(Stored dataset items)
____________________

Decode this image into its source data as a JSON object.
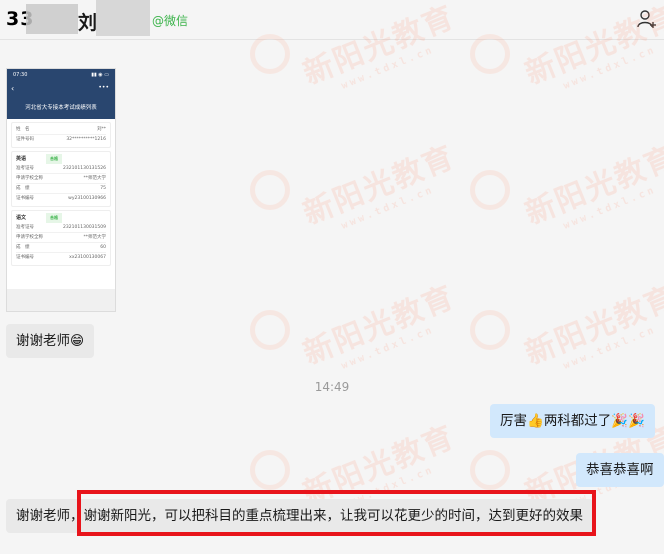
{
  "header": {
    "name_lead": "33",
    "name_tail": "刘",
    "source": "@微信",
    "add_user_icon": "add-user-icon"
  },
  "watermark": {
    "brand": "新阳光教育",
    "url": "www.tdxl.cn"
  },
  "phone_screenshot": {
    "status_time": "07:30",
    "status_signal": "▮▮ ◉ ▭",
    "title": "河北省大专接本考试成绩列表",
    "fields": [
      {
        "k": "姓　名",
        "v": "刘**"
      },
      {
        "k": "证件号码",
        "v": "32**********1216"
      }
    ],
    "subjects": [
      {
        "name": "英语",
        "tag": "合格",
        "rows": [
          {
            "k": "准考证号",
            "v": "232101130131526"
          },
          {
            "k": "申请学校全称",
            "v": "**师范大学"
          },
          {
            "k": "成　绩",
            "v": "75"
          },
          {
            "k": "证书编号",
            "v": "wy23100130966"
          }
        ]
      },
      {
        "name": "语文",
        "tag": "合格",
        "rows": [
          {
            "k": "准考证号",
            "v": "232101130031509"
          },
          {
            "k": "申请学校全称",
            "v": "**师范大学"
          },
          {
            "k": "成　绩",
            "v": "60"
          },
          {
            "k": "证书编号",
            "v": "xx23100130067"
          }
        ]
      }
    ]
  },
  "messages": [
    {
      "side": "left",
      "text": "谢谢老师",
      "emoji": "😁"
    },
    {
      "side": "time",
      "text": "14:49"
    },
    {
      "side": "right",
      "text_a": "厉害",
      "emoji_a": "👍",
      "text_b": "两科都过了",
      "emoji_b": "🎉🎉"
    },
    {
      "side": "right",
      "text": "恭喜恭喜啊"
    },
    {
      "side": "left",
      "text": "谢谢老师，谢谢新阳光，可以把科目的重点梳理出来，让我可以花更少的时间，达到更好的效果"
    }
  ],
  "colors": {
    "bubble_left": "#e9e9e9",
    "bubble_right": "#d2e8fc",
    "highlight": "#e8141b",
    "source_green": "#3bb34a"
  }
}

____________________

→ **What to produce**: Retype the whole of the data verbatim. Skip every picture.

→ **Answer to this exercise**:
Decode this image into its source data as a JSON object.
{
  "header": {
    "name_lead": "33",
    "name_tail": "刘",
    "source": "@微信",
    "add_user_icon": "add-user-icon"
  },
  "watermark": {
    "brand": "新阳光教育",
    "url": "www.tdxl.cn"
  },
  "phone_screenshot": {
    "status_time": "07:30",
    "status_signal": "▮▮ ◉ ▭",
    "title": "河北省大专接本考试成绩列表",
    "fields": [
      {
        "k": "姓　名",
        "v": "刘**"
      },
      {
        "k": "证件号码",
        "v": "32**********1216"
      }
    ],
    "subjects": [
      {
        "name": "英语",
        "tag": "合格",
        "rows": [
          {
            "k": "准考证号",
            "v": "232101130131526"
          },
          {
            "k": "申请学校全称",
            "v": "**师范大学"
          },
          {
            "k": "成　绩",
            "v": "75"
          },
          {
            "k": "证书编号",
            "v": "wy23100130966"
          }
        ]
      },
      {
        "name": "语文",
        "tag": "合格",
        "rows": [
          {
            "k": "准考证号",
            "v": "232101130031509"
          },
          {
            "k": "申请学校全称",
            "v": "**师范大学"
          },
          {
            "k": "成　绩",
            "v": "60"
          },
          {
            "k": "证书编号",
            "v": "xx23100130067"
          }
        ]
      }
    ]
  },
  "messages": [
    {
      "side": "left",
      "text": "谢谢老师",
      "emoji": "😁"
    },
    {
      "side": "time",
      "text": "14:49"
    },
    {
      "side": "right",
      "text_a": "厉害",
      "emoji_a": "👍",
      "text_b": "两科都过了",
      "emoji_b": "🎉🎉"
    },
    {
      "side": "right",
      "text": "恭喜恭喜啊"
    },
    {
      "side": "left",
      "text": "谢谢老师，谢谢新阳光，可以把科目的重点梳理出来，让我可以花更少的时间，达到更好的效果"
    }
  ],
  "colors": {
    "bubble_left": "#e9e9e9",
    "bubble_right": "#d2e8fc",
    "highlight": "#e8141b",
    "source_green": "#3bb34a"
  }
}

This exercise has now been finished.